• Salt also helps bass regenerate their protective coating slime that protects them from infection and disease. Commercial livewell additives such as Please Release Me provide about the same benefits as salt.
• Run the livewell aerator continuously in hot weather and whenever more than five pounds of bass are in it. This reduces stress on the bass by keeping the livewell water brimming with dissolved oxygen that fish need to breathe.
• Exchange one-half the water in the livewell every 2 to 3 hours. Add the proper amount of salt and cool the water again.
Late summer and early fall bass fishing usually means fishing deep. If you catch a bass from a depth of 20 feet or more, you may have to "fizz" the bass. Bass possess an expandable bladder in their abdomens that allows them greater buoyancy when needed. When an angler pulls a bass from deep water, the fish often have this bladder extended. They float belly up in the livewell and strain desperately to right themselves.

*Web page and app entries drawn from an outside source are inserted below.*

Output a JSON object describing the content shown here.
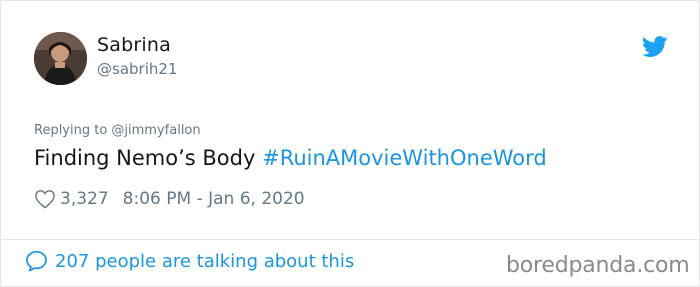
{
  "colors": {
    "accent": "#1b95e0",
    "text_primary": "#14171a",
    "text_secondary": "#657786",
    "border": "#e1e8ed",
    "watermark": "#8a8a8a"
  },
  "user": {
    "display_name": "Sabrina",
    "handle": "@sabrih21",
    "avatar_icon": "profile-photo"
  },
  "tweet": {
    "reply_to": "Replying to @jimmyfallon",
    "text": "Finding Nemo’s Body ",
    "hashtag": "#RuinAMovieWithOneWord",
    "likes": "3,327",
    "timestamp": "8:06 PM - Jan 6, 2020"
  },
  "footer": {
    "talking": "207 people are talking about this",
    "watermark": "boredpanda.com"
  },
  "icons": {
    "brand": "twitter-bird-icon",
    "like": "heart-outline-icon",
    "conversation": "speech-bubble-icon"
  }
}
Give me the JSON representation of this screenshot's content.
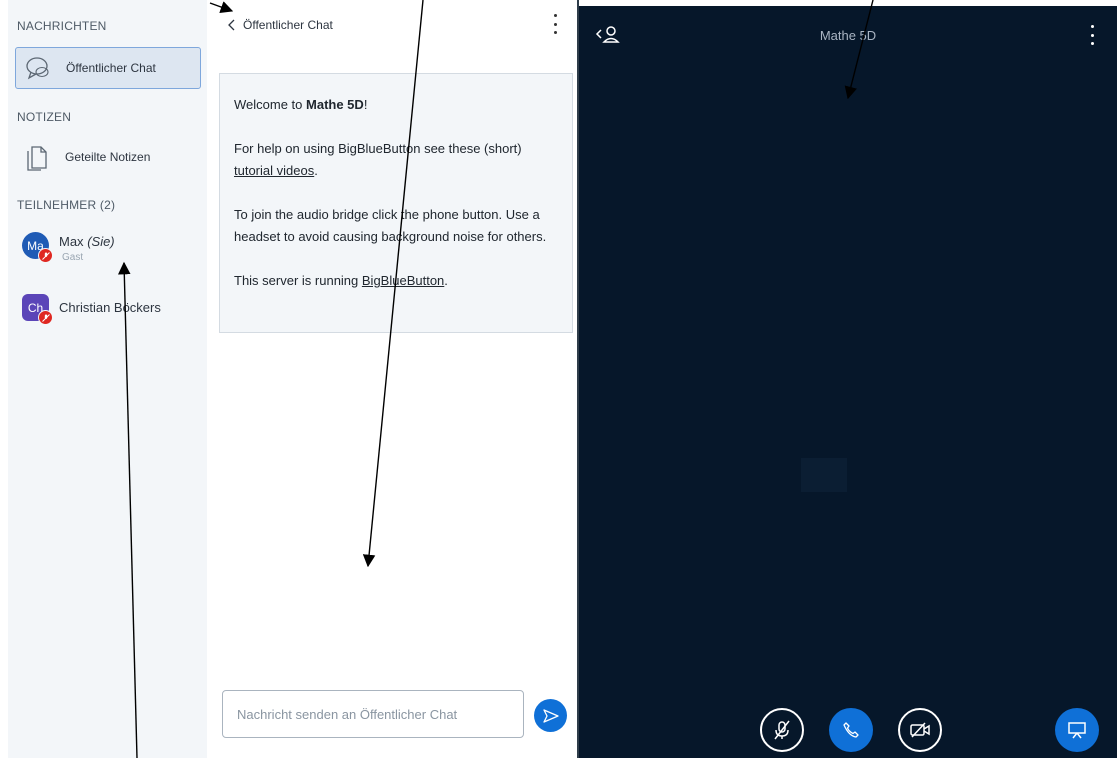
{
  "sidebar": {
    "messages_title": "NACHRICHTEN",
    "public_chat_label": "Öffentlicher Chat",
    "notes_title": "NOTIZEN",
    "shared_notes_label": "Geteilte Notizen",
    "participants_title": "TEILNEHMER (2)",
    "users": [
      {
        "initials": "Ma",
        "name": "Max",
        "you_tag": "(Sie)",
        "role": "Gast",
        "color": "#1f5bb5"
      },
      {
        "initials": "Ch",
        "name": "Christian Böckers",
        "color": "#5b45b8"
      }
    ]
  },
  "chat": {
    "title": "Öffentlicher Chat",
    "welcome": {
      "line1_pre": "Welcome to ",
      "line1_bold": "Mathe 5D",
      "line1_post": "!",
      "line2_pre": "For help on using BigBlueButton see these (short) ",
      "line2_link": "tutorial videos",
      "line2_post": ".",
      "line3": "To join the audio bridge click the phone button. Use a headset to avoid causing background noise for others.",
      "line4_pre": "This server is running ",
      "line4_link": "BigBlueButton",
      "line4_post": "."
    },
    "input_placeholder": "Nachricht senden an Öffentlicher Chat"
  },
  "main": {
    "title": "Mathe 5D"
  },
  "colors": {
    "accent": "#0f70d7",
    "main_bg": "#06172a",
    "sidebar_bg": "#f3f6f9",
    "badge_red": "#df2721"
  }
}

You'll have to deflate the bladder with a hypodermic needle with the plunger removed. Draw a line from the split between the dorsal fins along the bass' back to its anal vent. Insert the needle at a 45-degree angle toward the fish's head about four rows of scales below where this line meets the lateral line. Listen for a hissing sound and submerge the fish and needle. Wait until the bubbles stop and release the bass. Do not squeeze it. If you remove too much air, the bass will sink to the bottom like a rock.
"Just because it swims away after you release it doesn't mean it is fine," said Gerry Buynak, assistant director of fisheries for Kentucky Fish and Wildlife. "Bass may die the next day or a few days later from the stress. But, fizzing and the other precautions will increase chances for survival."
Tournament angling is popular in Kentucky during the summer. The money spent by tournament anglers helps drive the economy near our major and minor lakes. The excise taxes paid by tournament anglers purchasing motorboat fuel and fishing equipment fund the construction of new boat ramps as well as fisheries management. Their purchase of annual fishing licenses helps provide the money needed to operate Kentucky Fish and Wildlife.
Bass tournament anglers are an important group. Following these precautions will help ensure healthy fish after your bass tournament.
McClellan is an award-winning associate editor for Kentucky Afield magazine, the official publication of the Kentucky Department of Fish and Wildlife Resources. He is a life-long hunter and angler, with a passion for smallmouth bass fishing.